• _ABOUT THIS TASK_
Please filter the data below down to the lines holding the string "title".

[Page and application data records]
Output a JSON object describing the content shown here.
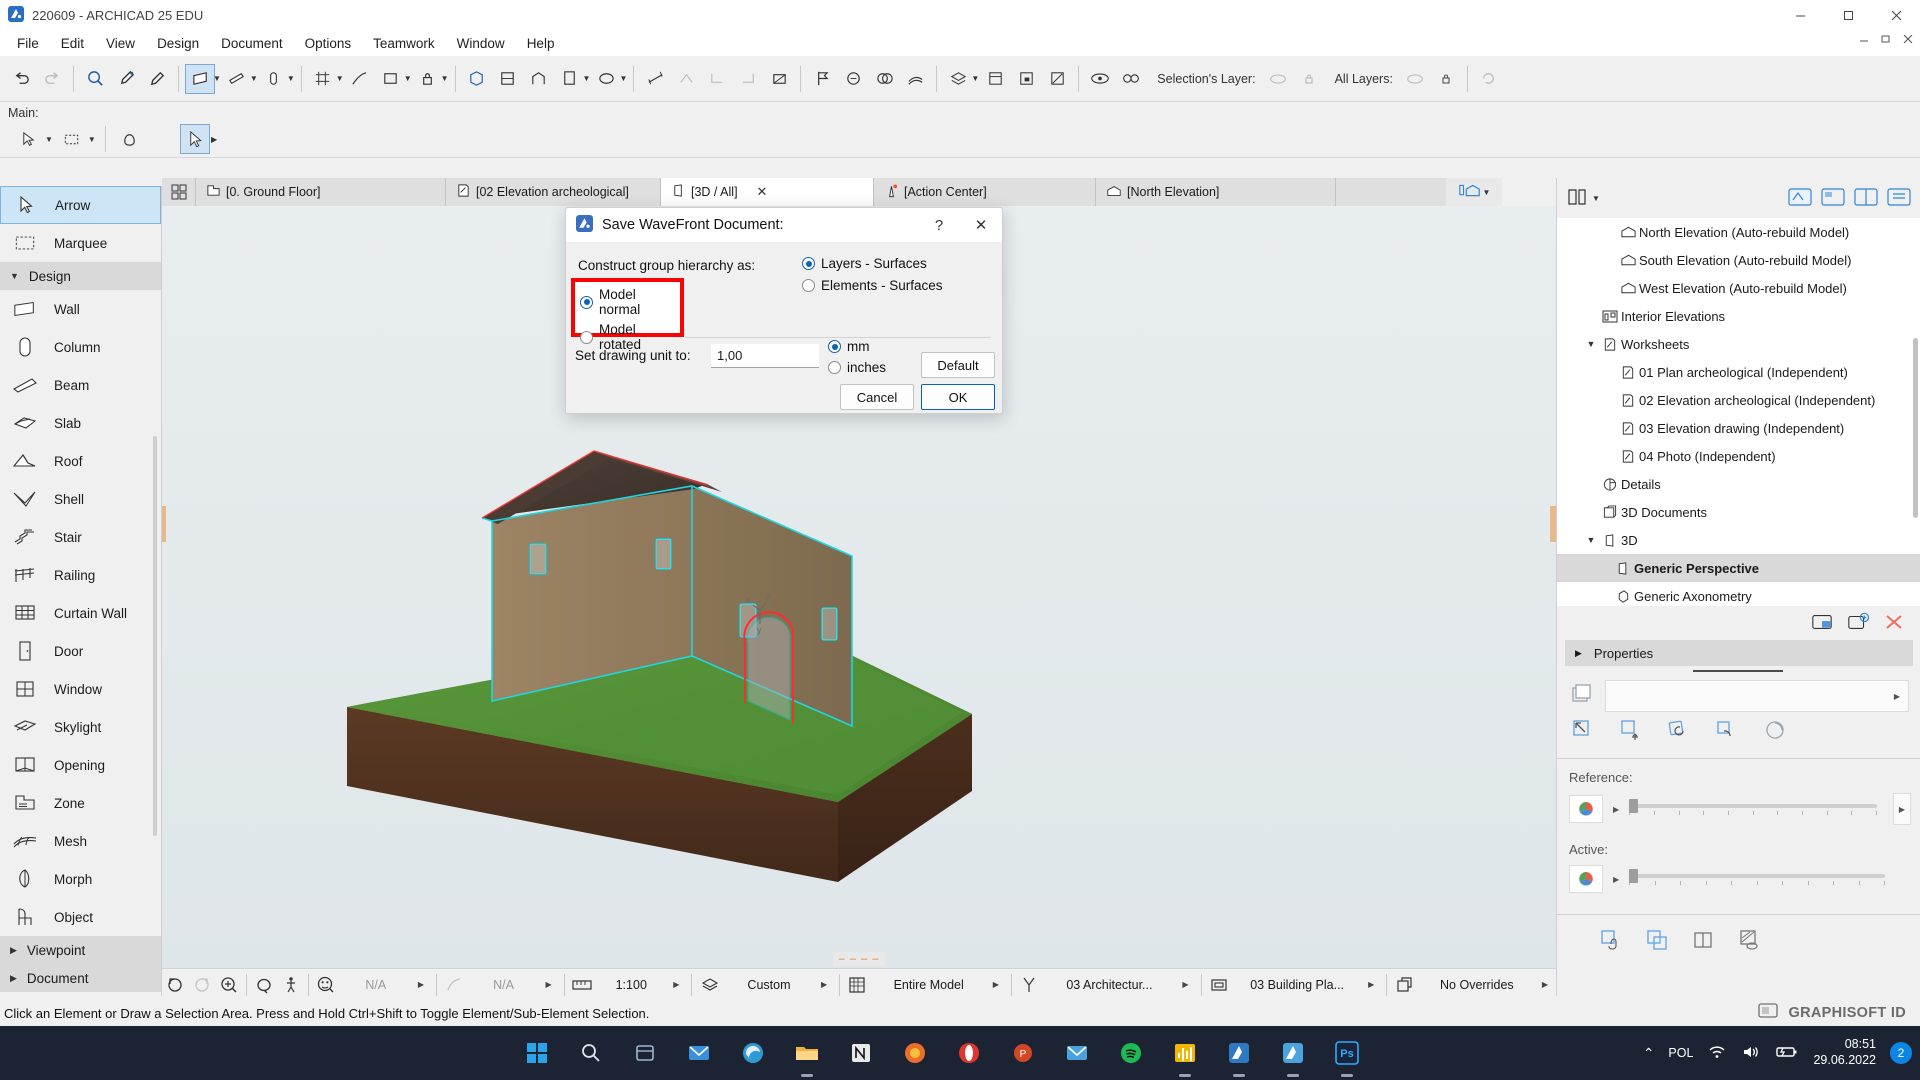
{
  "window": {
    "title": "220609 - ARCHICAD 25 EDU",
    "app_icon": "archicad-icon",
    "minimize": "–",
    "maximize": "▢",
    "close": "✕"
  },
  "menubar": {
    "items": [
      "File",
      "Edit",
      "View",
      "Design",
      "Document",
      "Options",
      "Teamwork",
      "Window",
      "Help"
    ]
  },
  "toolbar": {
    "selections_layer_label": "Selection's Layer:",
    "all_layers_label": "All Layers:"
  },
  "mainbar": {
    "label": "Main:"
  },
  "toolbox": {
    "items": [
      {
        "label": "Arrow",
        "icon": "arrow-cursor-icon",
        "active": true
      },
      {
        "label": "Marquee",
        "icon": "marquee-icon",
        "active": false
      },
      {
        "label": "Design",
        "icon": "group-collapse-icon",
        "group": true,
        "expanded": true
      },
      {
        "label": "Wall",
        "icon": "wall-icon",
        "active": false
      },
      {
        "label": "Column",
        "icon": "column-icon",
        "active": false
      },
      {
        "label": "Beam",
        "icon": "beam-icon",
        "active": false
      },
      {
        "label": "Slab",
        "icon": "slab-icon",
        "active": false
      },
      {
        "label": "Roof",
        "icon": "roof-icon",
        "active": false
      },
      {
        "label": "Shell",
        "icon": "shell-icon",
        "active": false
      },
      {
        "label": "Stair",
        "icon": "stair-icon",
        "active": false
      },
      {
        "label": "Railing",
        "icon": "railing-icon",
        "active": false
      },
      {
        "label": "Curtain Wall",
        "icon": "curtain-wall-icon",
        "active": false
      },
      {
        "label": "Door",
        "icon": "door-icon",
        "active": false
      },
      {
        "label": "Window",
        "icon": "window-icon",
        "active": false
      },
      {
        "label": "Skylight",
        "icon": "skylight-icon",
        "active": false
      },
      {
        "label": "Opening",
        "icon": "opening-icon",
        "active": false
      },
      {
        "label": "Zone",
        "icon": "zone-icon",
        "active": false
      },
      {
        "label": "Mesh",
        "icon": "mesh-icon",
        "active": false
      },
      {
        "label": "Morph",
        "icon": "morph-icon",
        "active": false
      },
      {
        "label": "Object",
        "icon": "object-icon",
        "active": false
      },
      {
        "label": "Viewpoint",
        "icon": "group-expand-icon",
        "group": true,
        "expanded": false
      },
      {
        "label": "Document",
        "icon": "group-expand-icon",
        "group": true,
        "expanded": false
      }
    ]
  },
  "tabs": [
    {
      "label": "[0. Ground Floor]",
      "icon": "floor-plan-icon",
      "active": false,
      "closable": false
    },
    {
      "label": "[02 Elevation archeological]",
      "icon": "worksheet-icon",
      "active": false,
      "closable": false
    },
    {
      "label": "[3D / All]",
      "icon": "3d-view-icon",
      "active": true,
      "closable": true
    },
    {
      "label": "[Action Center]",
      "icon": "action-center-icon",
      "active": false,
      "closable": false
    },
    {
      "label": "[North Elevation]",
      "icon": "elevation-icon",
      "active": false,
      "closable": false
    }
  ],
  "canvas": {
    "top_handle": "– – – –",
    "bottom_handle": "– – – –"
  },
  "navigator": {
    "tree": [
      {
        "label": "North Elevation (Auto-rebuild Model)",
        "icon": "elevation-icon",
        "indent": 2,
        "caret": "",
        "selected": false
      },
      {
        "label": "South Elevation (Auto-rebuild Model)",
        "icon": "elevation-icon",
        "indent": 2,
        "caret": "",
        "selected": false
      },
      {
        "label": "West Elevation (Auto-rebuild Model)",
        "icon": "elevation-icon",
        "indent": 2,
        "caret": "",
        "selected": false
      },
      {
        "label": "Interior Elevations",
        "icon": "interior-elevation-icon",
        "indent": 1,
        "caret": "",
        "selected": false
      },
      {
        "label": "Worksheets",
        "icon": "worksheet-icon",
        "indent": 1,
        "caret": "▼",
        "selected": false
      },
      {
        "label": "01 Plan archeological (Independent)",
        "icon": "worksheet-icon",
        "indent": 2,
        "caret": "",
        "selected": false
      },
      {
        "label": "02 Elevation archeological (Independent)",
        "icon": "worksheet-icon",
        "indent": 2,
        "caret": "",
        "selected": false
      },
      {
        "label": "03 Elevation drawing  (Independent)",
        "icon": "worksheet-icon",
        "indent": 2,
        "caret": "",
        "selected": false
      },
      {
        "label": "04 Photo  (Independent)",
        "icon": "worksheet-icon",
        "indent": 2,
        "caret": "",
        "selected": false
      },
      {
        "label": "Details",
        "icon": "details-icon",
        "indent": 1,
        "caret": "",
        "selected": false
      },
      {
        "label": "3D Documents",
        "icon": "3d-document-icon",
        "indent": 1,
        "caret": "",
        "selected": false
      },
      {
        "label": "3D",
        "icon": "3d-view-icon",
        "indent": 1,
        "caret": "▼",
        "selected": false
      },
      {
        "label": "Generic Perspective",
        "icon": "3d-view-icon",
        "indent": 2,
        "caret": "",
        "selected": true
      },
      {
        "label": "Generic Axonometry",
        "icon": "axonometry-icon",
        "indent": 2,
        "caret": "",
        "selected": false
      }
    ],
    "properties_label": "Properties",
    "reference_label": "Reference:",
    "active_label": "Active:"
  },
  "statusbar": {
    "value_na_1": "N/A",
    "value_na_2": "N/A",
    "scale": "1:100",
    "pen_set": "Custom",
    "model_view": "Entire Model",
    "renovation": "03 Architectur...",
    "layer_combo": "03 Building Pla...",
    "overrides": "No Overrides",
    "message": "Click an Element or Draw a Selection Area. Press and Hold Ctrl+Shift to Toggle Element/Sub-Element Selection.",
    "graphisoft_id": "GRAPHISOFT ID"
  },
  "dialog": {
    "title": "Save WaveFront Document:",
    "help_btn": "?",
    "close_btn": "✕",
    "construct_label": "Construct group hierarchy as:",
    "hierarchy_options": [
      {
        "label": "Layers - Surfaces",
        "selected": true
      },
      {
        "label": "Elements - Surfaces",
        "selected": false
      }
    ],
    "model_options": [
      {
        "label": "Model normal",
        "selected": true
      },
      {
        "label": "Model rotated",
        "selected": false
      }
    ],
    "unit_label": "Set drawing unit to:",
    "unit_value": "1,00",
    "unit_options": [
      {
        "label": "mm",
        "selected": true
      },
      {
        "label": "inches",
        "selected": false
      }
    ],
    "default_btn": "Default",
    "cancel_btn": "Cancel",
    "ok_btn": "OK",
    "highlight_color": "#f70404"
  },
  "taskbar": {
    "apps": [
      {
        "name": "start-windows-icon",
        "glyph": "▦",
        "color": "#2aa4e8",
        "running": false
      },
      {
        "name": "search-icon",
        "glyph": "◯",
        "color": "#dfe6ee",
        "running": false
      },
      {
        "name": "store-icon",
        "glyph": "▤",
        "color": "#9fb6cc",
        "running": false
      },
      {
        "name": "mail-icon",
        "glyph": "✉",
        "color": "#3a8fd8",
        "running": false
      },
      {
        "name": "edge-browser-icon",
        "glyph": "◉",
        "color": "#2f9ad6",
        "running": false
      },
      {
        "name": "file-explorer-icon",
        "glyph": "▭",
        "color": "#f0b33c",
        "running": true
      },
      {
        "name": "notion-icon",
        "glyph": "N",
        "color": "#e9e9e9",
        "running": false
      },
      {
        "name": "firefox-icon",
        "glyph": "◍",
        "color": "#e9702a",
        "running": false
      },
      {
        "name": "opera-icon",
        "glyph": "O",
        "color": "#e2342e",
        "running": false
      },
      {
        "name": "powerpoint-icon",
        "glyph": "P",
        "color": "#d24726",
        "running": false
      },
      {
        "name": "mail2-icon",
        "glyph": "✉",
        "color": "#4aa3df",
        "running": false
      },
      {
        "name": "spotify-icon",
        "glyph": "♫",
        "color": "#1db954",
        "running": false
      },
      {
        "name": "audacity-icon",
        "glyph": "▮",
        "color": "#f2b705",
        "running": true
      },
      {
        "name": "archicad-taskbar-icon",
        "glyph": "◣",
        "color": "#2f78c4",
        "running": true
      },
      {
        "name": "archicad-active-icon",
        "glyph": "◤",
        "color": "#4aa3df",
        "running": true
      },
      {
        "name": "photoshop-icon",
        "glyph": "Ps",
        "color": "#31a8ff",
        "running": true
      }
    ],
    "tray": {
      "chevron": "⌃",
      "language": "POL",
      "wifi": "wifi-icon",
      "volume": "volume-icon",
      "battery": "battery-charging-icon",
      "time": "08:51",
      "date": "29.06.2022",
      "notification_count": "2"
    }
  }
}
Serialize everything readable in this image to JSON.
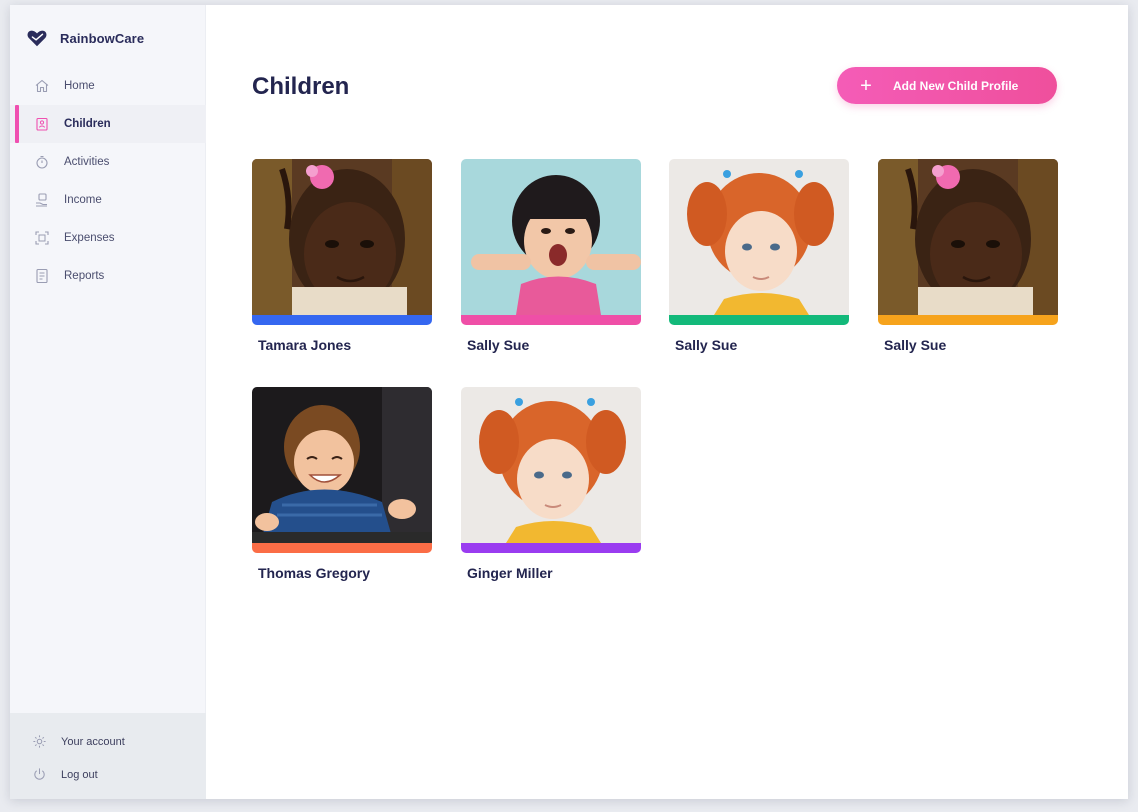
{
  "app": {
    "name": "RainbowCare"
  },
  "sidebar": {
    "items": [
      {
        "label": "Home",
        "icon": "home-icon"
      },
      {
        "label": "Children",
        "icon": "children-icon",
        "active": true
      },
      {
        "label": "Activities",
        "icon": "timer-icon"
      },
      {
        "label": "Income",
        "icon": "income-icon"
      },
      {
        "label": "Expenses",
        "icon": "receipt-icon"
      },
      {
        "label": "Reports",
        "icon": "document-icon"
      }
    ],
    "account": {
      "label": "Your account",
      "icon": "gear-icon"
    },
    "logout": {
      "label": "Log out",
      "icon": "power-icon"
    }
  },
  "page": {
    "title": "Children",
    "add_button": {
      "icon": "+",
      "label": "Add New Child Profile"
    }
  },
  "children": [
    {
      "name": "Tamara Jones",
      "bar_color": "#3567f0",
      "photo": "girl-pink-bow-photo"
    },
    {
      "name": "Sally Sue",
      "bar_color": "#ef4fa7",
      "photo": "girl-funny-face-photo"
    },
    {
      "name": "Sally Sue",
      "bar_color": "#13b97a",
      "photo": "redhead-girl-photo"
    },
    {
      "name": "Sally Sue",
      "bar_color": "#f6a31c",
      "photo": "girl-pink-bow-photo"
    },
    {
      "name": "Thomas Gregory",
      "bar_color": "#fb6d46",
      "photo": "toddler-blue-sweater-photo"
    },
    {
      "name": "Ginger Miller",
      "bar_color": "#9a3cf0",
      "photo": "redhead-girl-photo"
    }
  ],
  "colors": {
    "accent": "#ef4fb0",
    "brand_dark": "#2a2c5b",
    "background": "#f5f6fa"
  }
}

• _REPLY_
    "title": "220609 - ARCHICAD 25 EDU",
    "title": "Save WaveFront Document:",
    "title": "Children",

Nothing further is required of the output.